> **Work task**:
Among the entries below, find the lines with the word "JSON" and return them.

Element data from apps and pages
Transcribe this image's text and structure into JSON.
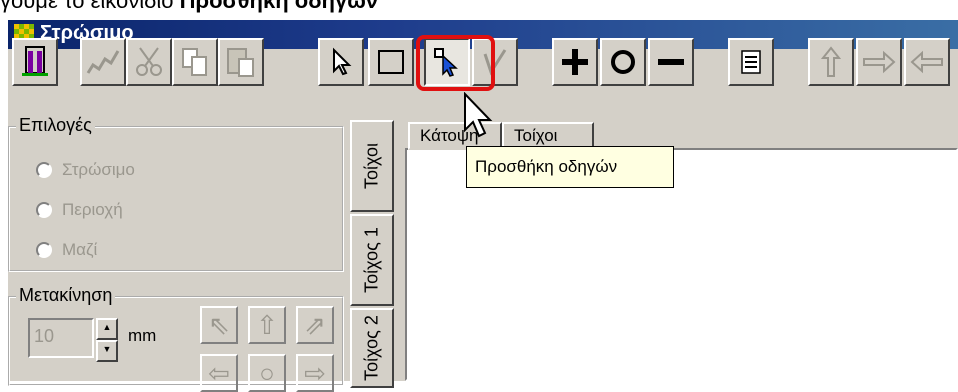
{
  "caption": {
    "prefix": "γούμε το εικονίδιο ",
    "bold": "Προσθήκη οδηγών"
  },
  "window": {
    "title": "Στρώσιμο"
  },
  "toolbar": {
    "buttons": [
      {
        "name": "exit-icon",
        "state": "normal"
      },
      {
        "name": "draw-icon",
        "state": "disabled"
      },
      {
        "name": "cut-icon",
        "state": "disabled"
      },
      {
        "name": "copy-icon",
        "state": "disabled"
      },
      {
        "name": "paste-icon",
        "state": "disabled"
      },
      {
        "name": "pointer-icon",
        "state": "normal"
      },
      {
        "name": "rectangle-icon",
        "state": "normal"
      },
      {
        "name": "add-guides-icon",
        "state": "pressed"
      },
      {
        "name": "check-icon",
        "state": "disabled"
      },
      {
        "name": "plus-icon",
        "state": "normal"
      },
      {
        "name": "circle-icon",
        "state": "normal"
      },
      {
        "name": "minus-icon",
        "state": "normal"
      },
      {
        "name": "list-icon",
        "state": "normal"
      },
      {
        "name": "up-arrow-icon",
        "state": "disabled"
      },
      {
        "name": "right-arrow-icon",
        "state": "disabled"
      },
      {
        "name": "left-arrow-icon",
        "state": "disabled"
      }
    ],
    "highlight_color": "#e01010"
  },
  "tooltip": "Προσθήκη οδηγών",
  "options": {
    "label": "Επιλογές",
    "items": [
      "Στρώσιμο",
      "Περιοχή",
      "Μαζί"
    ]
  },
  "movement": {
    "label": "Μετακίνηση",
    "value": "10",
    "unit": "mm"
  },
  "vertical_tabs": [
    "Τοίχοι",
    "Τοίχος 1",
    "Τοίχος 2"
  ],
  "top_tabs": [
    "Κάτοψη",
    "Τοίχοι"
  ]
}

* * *

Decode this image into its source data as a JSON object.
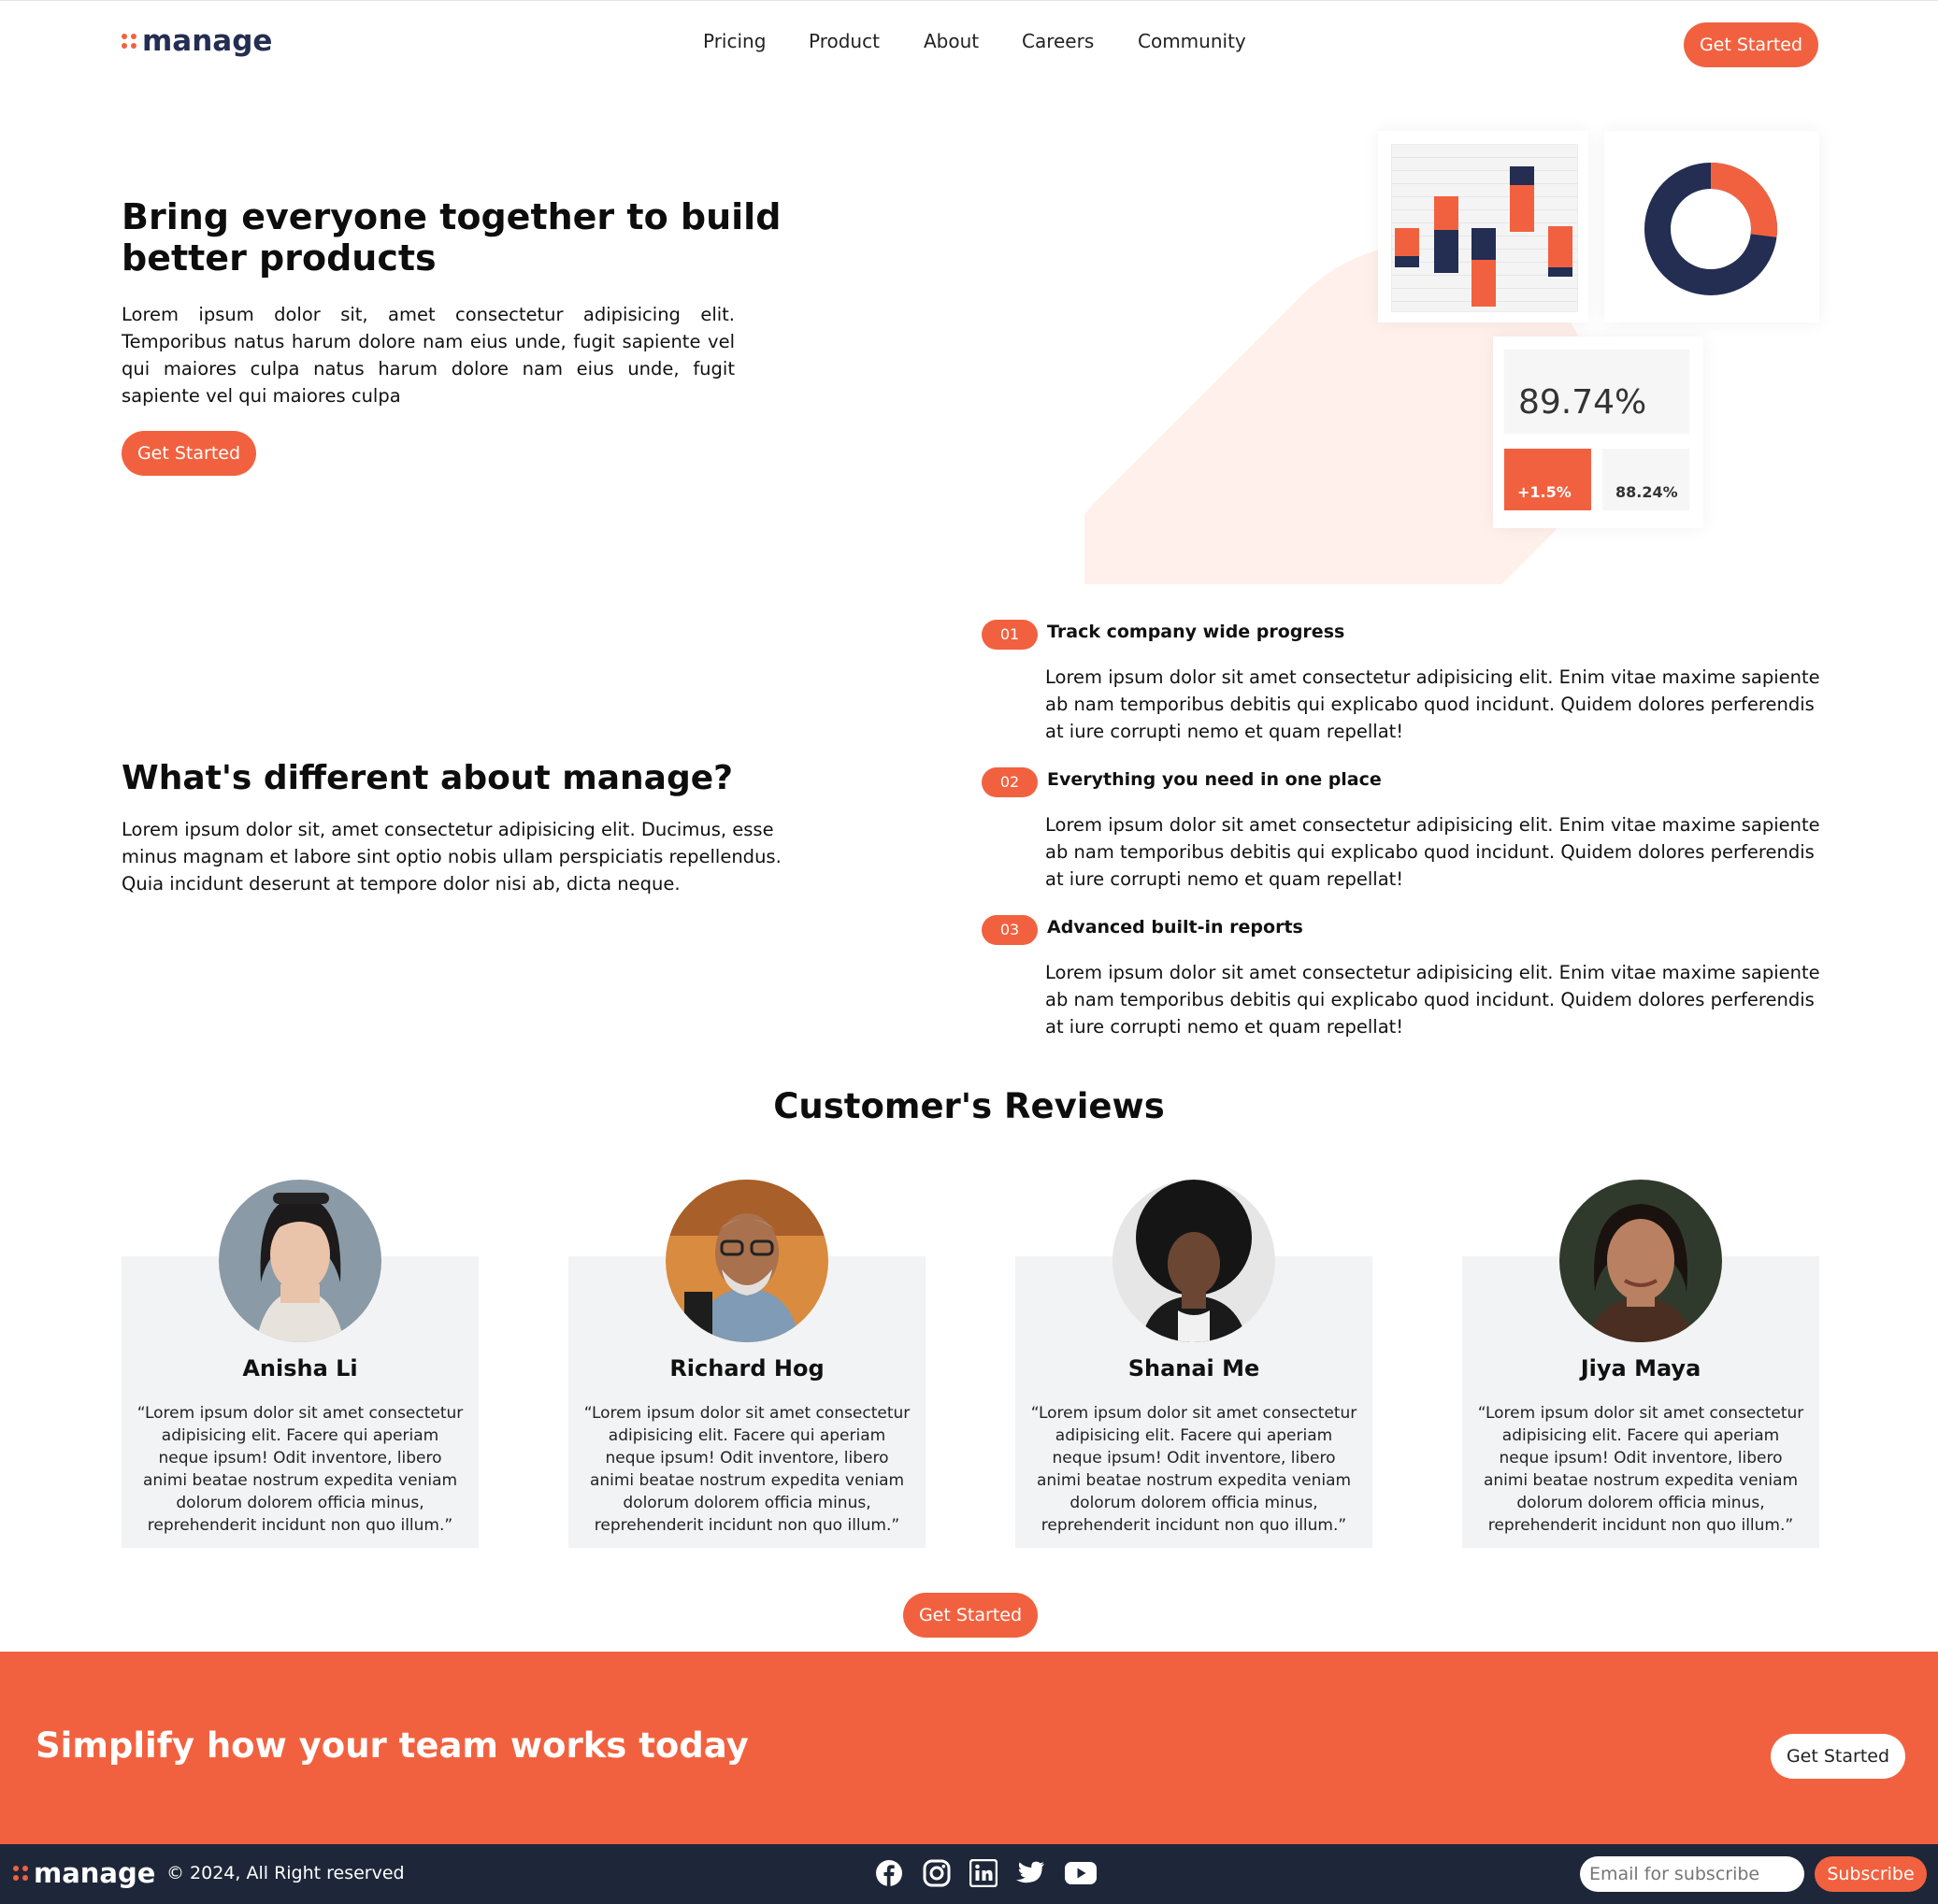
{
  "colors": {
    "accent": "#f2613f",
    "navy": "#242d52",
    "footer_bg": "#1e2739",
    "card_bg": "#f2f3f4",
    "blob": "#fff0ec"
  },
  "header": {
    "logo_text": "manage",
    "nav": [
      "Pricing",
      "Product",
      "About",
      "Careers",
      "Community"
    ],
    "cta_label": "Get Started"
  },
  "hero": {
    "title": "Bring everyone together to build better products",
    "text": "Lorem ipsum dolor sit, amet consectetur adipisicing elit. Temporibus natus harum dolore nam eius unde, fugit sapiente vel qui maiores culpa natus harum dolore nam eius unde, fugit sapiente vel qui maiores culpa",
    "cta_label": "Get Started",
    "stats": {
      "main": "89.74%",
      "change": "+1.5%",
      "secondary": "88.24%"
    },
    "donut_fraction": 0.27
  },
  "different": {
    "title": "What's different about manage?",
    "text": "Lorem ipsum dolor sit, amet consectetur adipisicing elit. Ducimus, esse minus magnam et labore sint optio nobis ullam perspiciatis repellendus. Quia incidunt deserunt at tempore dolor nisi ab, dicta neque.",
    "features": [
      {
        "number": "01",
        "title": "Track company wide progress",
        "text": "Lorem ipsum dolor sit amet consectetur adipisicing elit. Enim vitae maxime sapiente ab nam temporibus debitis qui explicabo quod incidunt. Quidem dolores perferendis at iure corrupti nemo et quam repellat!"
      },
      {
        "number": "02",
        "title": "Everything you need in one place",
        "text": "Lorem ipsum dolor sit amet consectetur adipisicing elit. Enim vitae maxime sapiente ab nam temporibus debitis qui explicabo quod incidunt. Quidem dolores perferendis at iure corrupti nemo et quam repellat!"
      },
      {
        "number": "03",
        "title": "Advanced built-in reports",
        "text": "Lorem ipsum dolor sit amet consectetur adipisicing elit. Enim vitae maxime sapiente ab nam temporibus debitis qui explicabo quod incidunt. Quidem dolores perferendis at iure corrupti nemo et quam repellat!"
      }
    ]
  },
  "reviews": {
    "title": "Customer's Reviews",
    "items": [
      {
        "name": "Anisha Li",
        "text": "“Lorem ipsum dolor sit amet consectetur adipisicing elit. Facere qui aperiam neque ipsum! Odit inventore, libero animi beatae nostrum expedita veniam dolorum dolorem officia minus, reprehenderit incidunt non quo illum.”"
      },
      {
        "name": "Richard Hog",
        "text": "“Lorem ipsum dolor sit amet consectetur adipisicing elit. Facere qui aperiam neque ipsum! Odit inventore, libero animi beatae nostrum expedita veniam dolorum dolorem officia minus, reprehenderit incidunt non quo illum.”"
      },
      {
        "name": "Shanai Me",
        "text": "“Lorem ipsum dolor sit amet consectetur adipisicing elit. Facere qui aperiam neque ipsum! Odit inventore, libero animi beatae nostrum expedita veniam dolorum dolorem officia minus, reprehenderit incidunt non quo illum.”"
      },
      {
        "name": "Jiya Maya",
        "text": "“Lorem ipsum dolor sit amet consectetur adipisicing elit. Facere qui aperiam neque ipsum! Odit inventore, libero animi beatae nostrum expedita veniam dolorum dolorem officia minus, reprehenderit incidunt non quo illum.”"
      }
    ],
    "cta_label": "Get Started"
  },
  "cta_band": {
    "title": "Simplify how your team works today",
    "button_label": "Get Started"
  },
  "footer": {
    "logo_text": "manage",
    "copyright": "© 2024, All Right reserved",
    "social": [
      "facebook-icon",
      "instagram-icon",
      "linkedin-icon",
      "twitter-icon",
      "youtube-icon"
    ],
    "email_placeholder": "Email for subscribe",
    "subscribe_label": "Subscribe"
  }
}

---

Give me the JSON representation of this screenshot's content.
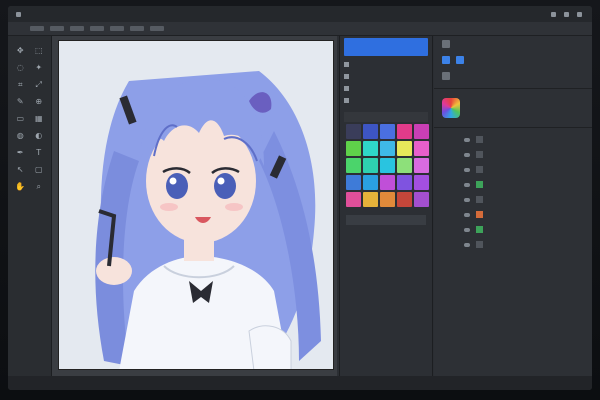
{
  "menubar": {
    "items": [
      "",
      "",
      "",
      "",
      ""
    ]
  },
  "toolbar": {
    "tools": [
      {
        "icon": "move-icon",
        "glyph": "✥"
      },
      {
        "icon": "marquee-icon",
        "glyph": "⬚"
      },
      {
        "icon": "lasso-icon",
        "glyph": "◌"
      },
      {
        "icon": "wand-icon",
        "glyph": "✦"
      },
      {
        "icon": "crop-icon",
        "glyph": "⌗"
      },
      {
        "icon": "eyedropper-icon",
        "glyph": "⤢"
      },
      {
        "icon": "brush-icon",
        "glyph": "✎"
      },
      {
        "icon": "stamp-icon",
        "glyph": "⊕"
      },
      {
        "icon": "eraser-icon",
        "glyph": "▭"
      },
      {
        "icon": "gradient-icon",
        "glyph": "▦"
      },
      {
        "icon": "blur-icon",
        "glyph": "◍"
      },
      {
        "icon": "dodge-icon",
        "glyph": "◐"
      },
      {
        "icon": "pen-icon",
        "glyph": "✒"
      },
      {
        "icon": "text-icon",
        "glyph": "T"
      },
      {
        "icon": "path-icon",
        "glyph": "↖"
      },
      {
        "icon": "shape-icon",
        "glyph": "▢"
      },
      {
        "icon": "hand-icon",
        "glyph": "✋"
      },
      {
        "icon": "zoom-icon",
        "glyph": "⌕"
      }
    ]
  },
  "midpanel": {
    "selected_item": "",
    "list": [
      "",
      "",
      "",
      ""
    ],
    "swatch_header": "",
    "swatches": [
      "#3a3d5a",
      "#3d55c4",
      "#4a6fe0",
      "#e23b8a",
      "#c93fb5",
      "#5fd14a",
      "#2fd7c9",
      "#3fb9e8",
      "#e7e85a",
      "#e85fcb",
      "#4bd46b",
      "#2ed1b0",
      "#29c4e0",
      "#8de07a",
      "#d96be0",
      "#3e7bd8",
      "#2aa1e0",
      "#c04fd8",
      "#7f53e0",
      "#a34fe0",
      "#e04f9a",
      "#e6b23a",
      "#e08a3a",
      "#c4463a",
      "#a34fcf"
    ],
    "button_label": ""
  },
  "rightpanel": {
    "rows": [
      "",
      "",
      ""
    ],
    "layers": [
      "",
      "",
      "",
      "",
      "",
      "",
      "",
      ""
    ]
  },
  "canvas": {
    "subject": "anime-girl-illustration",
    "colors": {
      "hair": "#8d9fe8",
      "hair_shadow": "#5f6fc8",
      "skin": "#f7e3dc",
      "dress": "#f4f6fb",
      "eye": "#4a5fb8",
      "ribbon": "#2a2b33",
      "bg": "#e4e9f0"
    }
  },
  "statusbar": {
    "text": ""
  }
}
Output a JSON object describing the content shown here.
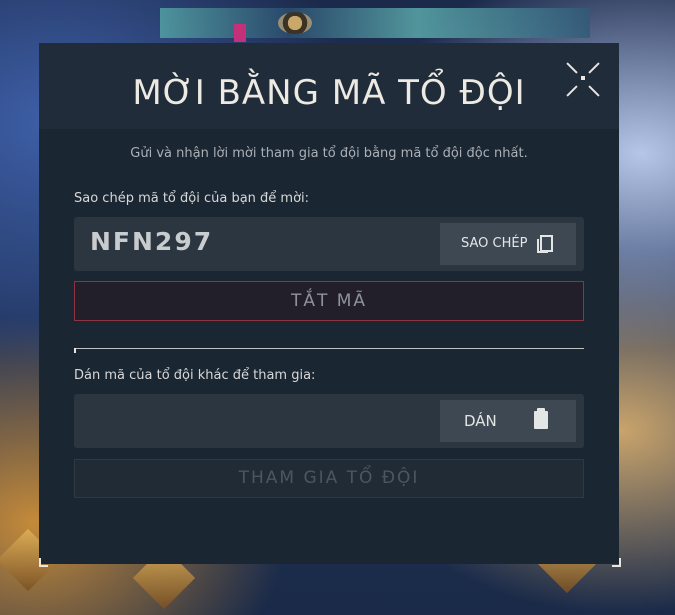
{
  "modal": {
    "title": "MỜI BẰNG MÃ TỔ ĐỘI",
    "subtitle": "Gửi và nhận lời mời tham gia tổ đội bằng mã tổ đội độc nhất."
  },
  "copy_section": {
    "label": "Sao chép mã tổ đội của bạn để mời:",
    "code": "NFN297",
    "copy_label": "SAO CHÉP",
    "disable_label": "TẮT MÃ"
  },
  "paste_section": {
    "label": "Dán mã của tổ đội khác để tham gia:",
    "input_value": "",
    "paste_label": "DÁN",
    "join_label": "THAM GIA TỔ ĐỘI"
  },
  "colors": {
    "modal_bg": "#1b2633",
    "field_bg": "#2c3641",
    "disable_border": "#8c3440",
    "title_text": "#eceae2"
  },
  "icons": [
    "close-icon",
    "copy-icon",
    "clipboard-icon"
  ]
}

> **Task answer**:
Transcribe this image's text and structure into JSON.
Decode this image into its source data as a JSON object.
Give me the JSON representation of this screenshot's content.
Output a JSON object describing the content shown here.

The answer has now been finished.